I'll chime in on the recommendations for the Melendy books, the All-of-a-Kind Family books (I still need to read the last one), and Here Lies the Librarian.
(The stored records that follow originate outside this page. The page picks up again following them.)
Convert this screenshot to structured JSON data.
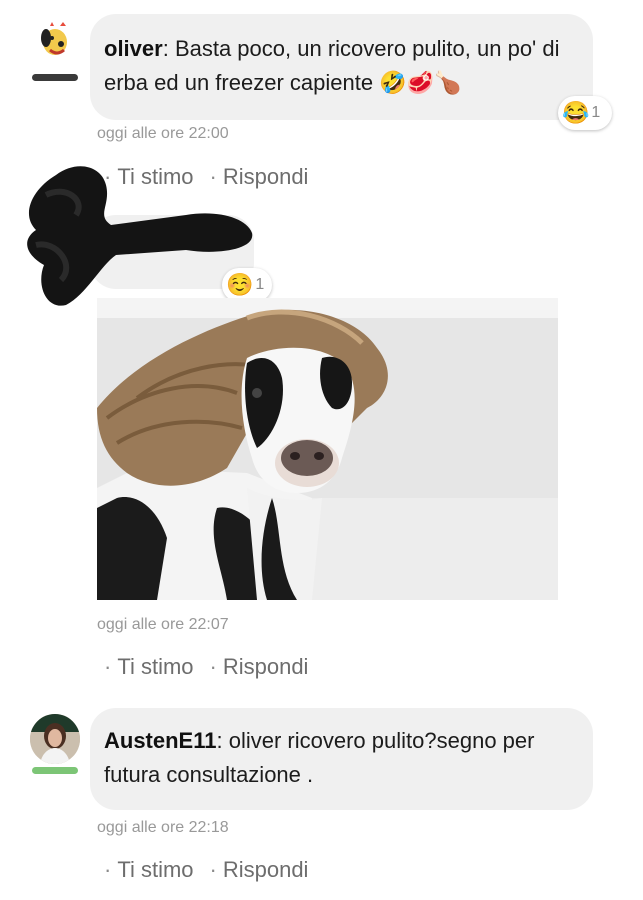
{
  "comments": [
    {
      "author": "oliver",
      "text": "Basta poco, un ricovero pulito, un po' di erba ed un freezer capiente 🤣🥩🍗",
      "reaction": {
        "emoji": "😂",
        "count": "1"
      },
      "timestamp": "oggi alle ore 22:00",
      "actions": {
        "like": "Ti stimo",
        "reply": "Rispondi"
      },
      "status_color": "#3a3a3a"
    },
    {
      "author": "",
      "text": "",
      "reaction": {
        "emoji": "☺️",
        "count": "1"
      },
      "timestamp": "oggi alle ore 22:07",
      "actions": {
        "like": "Ti stimo",
        "reply": "Rispondi"
      }
    },
    {
      "author": "AustenE11",
      "text": "oliver ricovero pulito?segno per futura consultazione .",
      "timestamp": "oggi alle ore 22:18",
      "actions": {
        "like": "Ti stimo",
        "reply": "Rispondi"
      },
      "status_color": "#7cc576"
    }
  ],
  "top_actions": {
    "like": "Ti stimo",
    "reply": "Rispondi"
  },
  "image": {
    "icon": "cow-with-long-hair-image"
  }
}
Richard Peck's A Long Way from Chicago (Newbery Honour book) and its sequel, A Year Down Yonder (Newbery Medal book), have been recommended by my wife; they're next on my TBR list.

Swallows and Amazons (plus 11 sequels, by Arthur Ransome)!!!!!!!

The two Gone-Away Lake books (Elizabeth Enright) and the three Invisible Island books (Dean Marshal) are late '40s/early '50s, but they're not too different from books published right before or during WW II.

A lot of the Stratemeyer books are available on-line at Gutenberg - Rover Boys, Outdoor Girls, the original Tom Swift, &c. (Check the "Stratemeyer Syndicate" article at Wikipedia, and look at the links at the bottom of the page.) I've downloaded books from each of the three series I mentioned so I can read them.

RM1(SS) (ret) said...

(Actually, the Swallows & Amazons books are set in 1930s England, but I recommend them anyway.)

SamRiddleburger said...

Got to go with Queenie Peavey by Robert Burch!

Charlotte said...

I love The Ornament Tree, by Jean Thesman (women's rights and more on the West Coast, 1918), and After the Dancing Days (WWI soldiers coming home) by Margaret Rostkowski.